**What you need to do:** Count the lines in the records below that contain the word "screenshot", and give that figure alone.

=== Begin Enclosure ===

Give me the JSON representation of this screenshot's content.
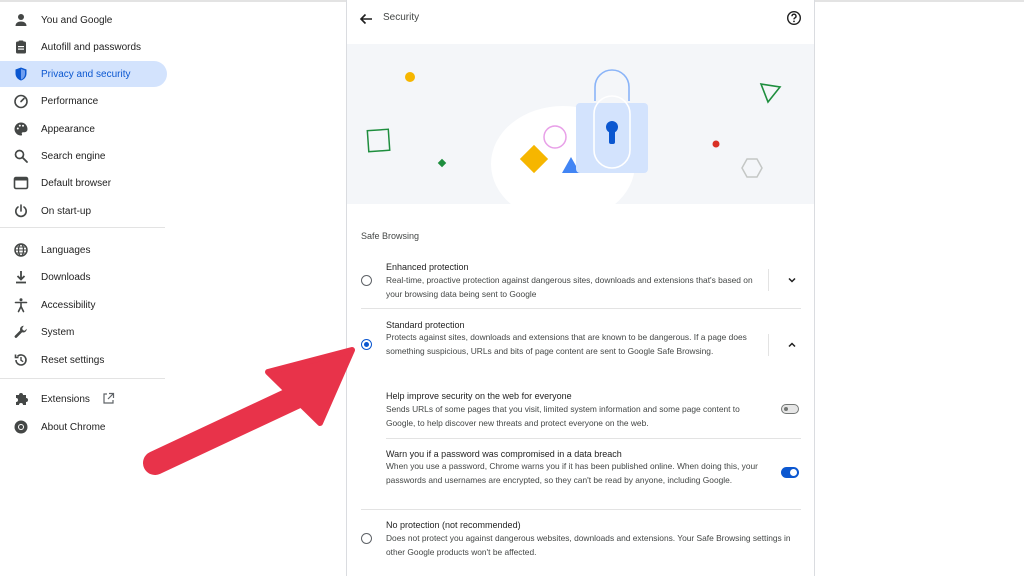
{
  "sidebar": {
    "items": [
      {
        "label": "You and Google",
        "icon": "person-icon"
      },
      {
        "label": "Autofill and passwords",
        "icon": "clipboard-icon"
      },
      {
        "label": "Privacy and security",
        "icon": "shield-icon",
        "active": true
      },
      {
        "label": "Performance",
        "icon": "gauge-icon"
      },
      {
        "label": "Appearance",
        "icon": "palette-icon"
      },
      {
        "label": "Search engine",
        "icon": "search-icon"
      },
      {
        "label": "Default browser",
        "icon": "browser-icon"
      },
      {
        "label": "On start-up",
        "icon": "power-icon"
      },
      {
        "label": "Languages",
        "icon": "globe-icon"
      },
      {
        "label": "Downloads",
        "icon": "download-icon"
      },
      {
        "label": "Accessibility",
        "icon": "accessibility-icon"
      },
      {
        "label": "System",
        "icon": "wrench-icon"
      },
      {
        "label": "Reset settings",
        "icon": "history-icon"
      },
      {
        "label": "Extensions",
        "icon": "puzzle-icon"
      },
      {
        "label": "About Chrome",
        "icon": "chrome-icon"
      }
    ]
  },
  "header": {
    "title": "Security"
  },
  "safe_browsing": {
    "section_title": "Safe Browsing",
    "enhanced": {
      "title": "Enhanced protection",
      "desc": "Real-time, proactive protection against dangerous sites, downloads and extensions that's based on your browsing data being sent to Google"
    },
    "standard": {
      "title": "Standard protection",
      "desc": "Protects against sites, downloads and extensions that are known to be dangerous. If a page does something suspicious, URLs and bits of page content are sent to Google Safe Browsing."
    },
    "help_improve": {
      "title": "Help improve security on the web for everyone",
      "desc": "Sends URLs of some pages that you visit, limited system information and some page content to Google, to help discover new threats and protect everyone on the web."
    },
    "warn_password": {
      "title": "Warn you if a password was compromised in a data breach",
      "desc": "When you use a password, Chrome warns you if it has been published online. When doing this, your passwords and usernames are encrypted, so they can't be read by anyone, including Google."
    },
    "no_protection": {
      "title": "No protection (not recommended)",
      "desc": "Does not protect you against dangerous websites, downloads and extensions. Your Safe Browsing settings in other Google products won't be affected."
    }
  },
  "colors": {
    "accent": "#0b57d0",
    "active_bg": "#d3e3fd",
    "annotation_arrow": "#e8334a"
  }
}
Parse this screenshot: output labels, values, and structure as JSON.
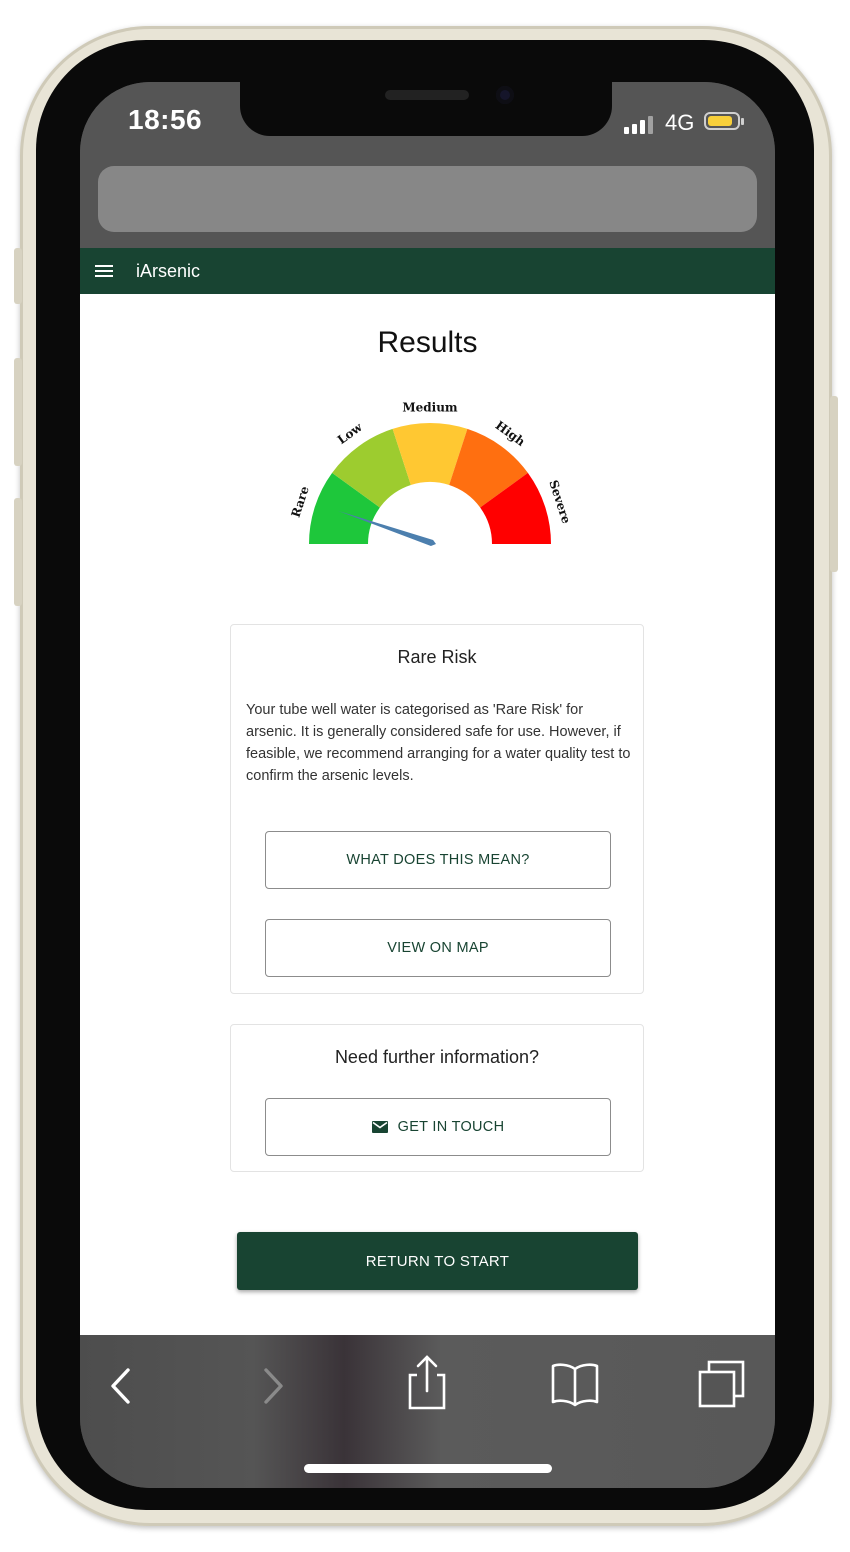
{
  "status_bar": {
    "time": "18:56",
    "network": "4G"
  },
  "app_bar": {
    "title": "iArsenic"
  },
  "page": {
    "title": "Results"
  },
  "gauge": {
    "labels": [
      "Rare",
      "Low",
      "Medium",
      "High",
      "Severe"
    ],
    "colors": [
      "#1ec73b",
      "#9dcc2f",
      "#ffc832",
      "#ff6f10",
      "#ff0000"
    ],
    "needle_color": "#4c7fae",
    "current_level": "Rare"
  },
  "risk_card": {
    "title": "Rare Risk",
    "description": "Your tube well water is categorised as 'Rare Risk' for arsenic. It is generally considered safe for use. However, if feasible, we recommend arranging for a water quality test to confirm the arsenic levels.",
    "buttons": {
      "what_does_this_mean": "WHAT DOES THIS MEAN?",
      "view_on_map": "VIEW ON MAP"
    }
  },
  "info_card": {
    "title": "Need further information?",
    "contact_button": "GET IN TOUCH"
  },
  "return_button": "RETURN TO START",
  "colors": {
    "brand": "#184432"
  }
}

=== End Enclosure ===

**Task solution:** 2